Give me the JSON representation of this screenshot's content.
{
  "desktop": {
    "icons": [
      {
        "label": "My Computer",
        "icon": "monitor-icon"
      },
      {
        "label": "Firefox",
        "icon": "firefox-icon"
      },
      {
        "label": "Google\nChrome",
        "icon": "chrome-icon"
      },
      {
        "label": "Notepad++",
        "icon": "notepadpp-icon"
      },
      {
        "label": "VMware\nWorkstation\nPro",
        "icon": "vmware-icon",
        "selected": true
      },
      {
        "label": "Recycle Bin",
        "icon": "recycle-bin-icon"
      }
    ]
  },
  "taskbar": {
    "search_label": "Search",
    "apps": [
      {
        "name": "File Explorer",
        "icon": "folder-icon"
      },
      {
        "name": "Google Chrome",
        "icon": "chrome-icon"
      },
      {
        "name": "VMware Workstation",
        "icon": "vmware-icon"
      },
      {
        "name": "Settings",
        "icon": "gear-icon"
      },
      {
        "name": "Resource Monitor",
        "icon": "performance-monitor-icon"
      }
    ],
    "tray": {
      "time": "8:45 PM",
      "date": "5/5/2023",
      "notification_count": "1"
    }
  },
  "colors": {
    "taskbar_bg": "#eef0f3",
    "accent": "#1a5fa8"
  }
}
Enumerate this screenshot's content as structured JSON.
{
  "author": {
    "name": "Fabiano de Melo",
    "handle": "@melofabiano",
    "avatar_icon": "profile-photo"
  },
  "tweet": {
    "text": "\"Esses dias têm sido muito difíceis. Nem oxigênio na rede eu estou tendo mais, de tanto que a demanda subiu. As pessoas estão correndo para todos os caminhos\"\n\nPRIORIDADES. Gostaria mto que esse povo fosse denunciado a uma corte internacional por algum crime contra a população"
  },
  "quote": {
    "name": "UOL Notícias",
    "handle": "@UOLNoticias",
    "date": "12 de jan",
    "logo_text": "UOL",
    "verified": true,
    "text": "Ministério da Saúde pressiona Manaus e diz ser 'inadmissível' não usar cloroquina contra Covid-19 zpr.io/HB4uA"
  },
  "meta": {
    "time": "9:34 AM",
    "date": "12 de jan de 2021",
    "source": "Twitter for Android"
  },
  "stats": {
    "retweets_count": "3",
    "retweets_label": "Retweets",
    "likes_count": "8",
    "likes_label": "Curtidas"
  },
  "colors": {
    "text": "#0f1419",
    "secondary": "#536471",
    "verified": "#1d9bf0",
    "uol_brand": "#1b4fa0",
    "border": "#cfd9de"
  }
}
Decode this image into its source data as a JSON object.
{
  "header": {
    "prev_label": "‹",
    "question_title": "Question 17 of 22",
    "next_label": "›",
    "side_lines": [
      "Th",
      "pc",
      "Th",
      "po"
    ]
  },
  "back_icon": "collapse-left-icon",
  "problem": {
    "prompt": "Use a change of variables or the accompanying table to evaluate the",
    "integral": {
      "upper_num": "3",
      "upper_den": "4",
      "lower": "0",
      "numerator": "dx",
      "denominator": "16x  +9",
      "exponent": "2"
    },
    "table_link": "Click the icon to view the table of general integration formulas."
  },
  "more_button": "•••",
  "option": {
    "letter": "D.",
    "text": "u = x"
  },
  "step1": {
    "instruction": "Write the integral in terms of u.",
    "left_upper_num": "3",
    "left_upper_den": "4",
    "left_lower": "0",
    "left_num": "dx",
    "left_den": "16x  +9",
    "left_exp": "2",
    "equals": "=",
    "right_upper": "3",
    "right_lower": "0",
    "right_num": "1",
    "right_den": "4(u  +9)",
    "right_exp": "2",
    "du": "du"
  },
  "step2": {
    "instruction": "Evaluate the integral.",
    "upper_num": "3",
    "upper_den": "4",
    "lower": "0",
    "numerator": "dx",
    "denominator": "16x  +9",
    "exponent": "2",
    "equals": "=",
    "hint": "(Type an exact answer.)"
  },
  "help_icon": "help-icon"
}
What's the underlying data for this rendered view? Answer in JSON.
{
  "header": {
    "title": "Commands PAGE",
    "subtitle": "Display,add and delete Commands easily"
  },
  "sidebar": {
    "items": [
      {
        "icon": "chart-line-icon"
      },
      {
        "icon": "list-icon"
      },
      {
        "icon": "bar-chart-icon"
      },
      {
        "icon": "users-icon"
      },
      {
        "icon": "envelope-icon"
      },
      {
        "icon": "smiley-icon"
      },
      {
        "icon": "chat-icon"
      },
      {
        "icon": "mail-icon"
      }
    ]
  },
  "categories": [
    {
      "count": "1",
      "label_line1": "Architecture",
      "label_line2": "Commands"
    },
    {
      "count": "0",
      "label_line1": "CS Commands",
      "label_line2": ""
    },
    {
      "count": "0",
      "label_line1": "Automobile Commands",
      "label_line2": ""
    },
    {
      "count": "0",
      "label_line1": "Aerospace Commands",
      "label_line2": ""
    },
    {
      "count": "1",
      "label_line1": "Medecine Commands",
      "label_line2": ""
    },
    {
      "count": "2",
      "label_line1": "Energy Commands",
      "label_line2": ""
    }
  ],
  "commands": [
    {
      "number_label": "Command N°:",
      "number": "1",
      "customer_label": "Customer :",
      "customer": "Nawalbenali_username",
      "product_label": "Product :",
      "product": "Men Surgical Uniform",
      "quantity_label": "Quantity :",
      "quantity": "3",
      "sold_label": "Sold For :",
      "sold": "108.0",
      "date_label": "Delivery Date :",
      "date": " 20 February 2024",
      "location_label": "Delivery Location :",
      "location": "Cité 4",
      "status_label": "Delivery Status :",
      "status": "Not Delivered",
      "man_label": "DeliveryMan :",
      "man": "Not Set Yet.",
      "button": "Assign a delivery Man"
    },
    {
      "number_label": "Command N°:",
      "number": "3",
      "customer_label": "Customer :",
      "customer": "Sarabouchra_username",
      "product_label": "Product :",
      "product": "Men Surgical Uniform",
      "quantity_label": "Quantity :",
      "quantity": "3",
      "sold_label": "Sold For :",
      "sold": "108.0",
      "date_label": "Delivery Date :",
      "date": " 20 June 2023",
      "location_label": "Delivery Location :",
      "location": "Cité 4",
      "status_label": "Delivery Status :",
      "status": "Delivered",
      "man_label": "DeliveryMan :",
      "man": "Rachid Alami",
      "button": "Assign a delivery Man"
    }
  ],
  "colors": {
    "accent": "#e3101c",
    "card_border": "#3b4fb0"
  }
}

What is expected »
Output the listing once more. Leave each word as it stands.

Response area »
Give me the JSON representation of this screenshot's content.
{
  "desktop": {
    "icons": [
      {
        "label": "My Computer",
        "icon": "monitor-icon"
      },
      {
        "label": "Firefox",
        "icon": "firefox-icon"
      },
      {
        "label": "Google\nChrome",
        "icon": "chrome-icon"
      },
      {
        "label": "Notepad++",
        "icon": "notepadpp-icon"
      },
      {
        "label": "VMware\nWorkstation\nPro",
        "icon": "vmware-icon",
        "selected": true
      },
      {
        "label": "Recycle Bin",
        "icon": "recycle-bin-icon"
      }
    ]
  },
  "taskbar": {
    "search_label": "Search",
    "apps": [
      {
        "name": "File Explorer",
        "icon": "folder-icon"
      },
      {
        "name": "Google Chrome",
        "icon": "chrome-icon"
      },
      {
        "name": "VMware Workstation",
        "icon": "vmware-icon"
      },
      {
        "name": "Settings",
        "icon": "gear-icon"
      },
      {
        "name": "Resource Monitor",
        "icon": "performance-monitor-icon"
      }
    ],
    "tray": {
      "time": "8:45 PM",
      "date": "5/5/2023",
      "notification_count": "1"
    }
  },
  "colors": {
    "taskbar_bg": "#eef0f3",
    "accent": "#1a5fa8"
  }
}
Enumerate this screenshot's content as structured JSON.
{
  "author": {
    "name": "Fabiano de Melo",
    "handle": "@melofabiano",
    "avatar_icon": "profile-photo"
  },
  "tweet": {
    "text": "\"Esses dias têm sido muito difíceis. Nem oxigênio na rede eu estou tendo mais, de tanto que a demanda subiu. As pessoas estão correndo para todos os caminhos\"\n\nPRIORIDADES. Gostaria mto que esse povo fosse denunciado a uma corte internacional por algum crime contra a população"
  },
  "quote": {
    "name": "UOL Notícias",
    "handle": "@UOLNoticias",
    "date": "12 de jan",
    "logo_text": "UOL",
    "verified": true,
    "text": "Ministério da Saúde pressiona Manaus e diz ser 'inadmissível' não usar cloroquina contra Covid-19 zpr.io/HB4uA"
  },
  "meta": {
    "time": "9:34 AM",
    "date": "12 de jan de 2021",
    "source": "Twitter for Android"
  },
  "stats": {
    "retweets_count": "3",
    "retweets_label": "Retweets",
    "likes_count": "8",
    "likes_label": "Curtidas"
  },
  "colors": {
    "text": "#0f1419",
    "secondary": "#536471",
    "verified": "#1d9bf0",
    "uol_brand": "#1b4fa0",
    "border": "#cfd9de"
  }
}
Decode this image into its source data as a JSON object.
{
  "header": {
    "prev_label": "‹",
    "question_title": "Question 17 of 22",
    "next_label": "›",
    "side_lines": [
      "Th",
      "pc",
      "Th",
      "po"
    ]
  },
  "back_icon": "collapse-left-icon",
  "problem": {
    "prompt": "Use a change of variables or the accompanying table to evaluate the",
    "integral": {
      "upper_num": "3",
      "upper_den": "4",
      "lower": "0",
      "numerator": "dx",
      "denominator": "16x  +9",
      "exponent": "2"
    },
    "table_link": "Click the icon to view the table of general integration formulas."
  },
  "more_button": "•••",
  "option": {
    "letter": "D.",
    "text": "u = x"
  },
  "step1": {
    "instruction": "Write the integral in terms of u.",
    "left_upper_num": "3",
    "left_upper_den": "4",
    "left_lower": "0",
    "left_num": "dx",
    "left_den": "16x  +9",
    "left_exp": "2",
    "equals": "=",
    "right_upper": "3",
    "right_lower": "0",
    "right_num": "1",
    "right_den": "4(u  +9)",
    "right_exp": "2",
    "du": "du"
  },
  "step2": {
    "instruction": "Evaluate the integral.",
    "upper_num": "3",
    "upper_den": "4",
    "lower": "0",
    "numerator": "dx",
    "denominator": "16x  +9",
    "exponent": "2",
    "equals": "=",
    "hint": "(Type an exact answer.)"
  },
  "help_icon": "help-icon"
}
What's the underlying data for this rendered view? Answer in JSON.
{
  "header": {
    "title": "Commands PAGE",
    "subtitle": "Display,add and delete Commands easily"
  },
  "sidebar": {
    "items": [
      {
        "icon": "chart-line-icon"
      },
      {
        "icon": "list-icon"
      },
      {
        "icon": "bar-chart-icon"
      },
      {
        "icon": "users-icon"
      },
      {
        "icon": "envelope-icon"
      },
      {
        "icon": "smiley-icon"
      },
      {
        "icon": "chat-icon"
      },
      {
        "icon": "mail-icon"
      }
    ]
  },
  "categories": [
    {
      "count": "1",
      "label_line1": "Architecture",
      "label_line2": "Commands"
    },
    {
      "count": "0",
      "label_line1": "CS Commands",
      "label_line2": ""
    },
    {
      "count": "0",
      "label_line1": "Automobile Commands",
      "label_line2": ""
    },
    {
      "count": "0",
      "label_line1": "Aerospace Commands",
      "label_line2": ""
    },
    {
      "count": "1",
      "label_line1": "Medecine Commands",
      "label_line2": ""
    },
    {
      "count": "2",
      "label_line1": "Energy Commands",
      "label_line2": ""
    }
  ],
  "commands": [
    {
      "number_label": "Command N°:",
      "number": "1",
      "customer_label": "Customer :",
      "customer": "Nawalbenali_username",
      "product_label": "Product :",
      "product": "Men Surgical Uniform",
      "quantity_label": "Quantity :",
      "quantity": "3",
      "sold_label": "Sold For :",
      "sold": "108.0",
      "date_label": "Delivery Date :",
      "date": " 20 February 2024",
      "location_label": "Delivery Location :",
      "location": "Cité 4",
      "status_label": "Delivery Status :",
      "status": "Not Delivered",
      "man_label": "DeliveryMan :",
      "man": "Not Set Yet.",
      "button": "Assign a delivery Man"
    },
    {
      "number_label": "Command N°:",
      "number": "3",
      "customer_label": "Customer :",
      "customer": "Sarabouchra_username",
      "product_label": "Product :",
      "product": "Men Surgical Uniform",
      "quantity_label": "Quantity :",
      "quantity": "3",
      "sold_label": "Sold For :",
      "sold": "108.0",
      "date_label": "Delivery Date :",
      "date": " 20 June 2023",
      "location_label": "Delivery Location :",
      "location": "Cité 4",
      "status_label": "Delivery Status :",
      "status": "Delivered",
      "man_label": "DeliveryMan :",
      "man": "Rachid Alami",
      "button": "Assign a delivery Man"
    }
  ],
  "colors": {
    "accent": "#e3101c",
    "card_border": "#3b4fb0"
  }
}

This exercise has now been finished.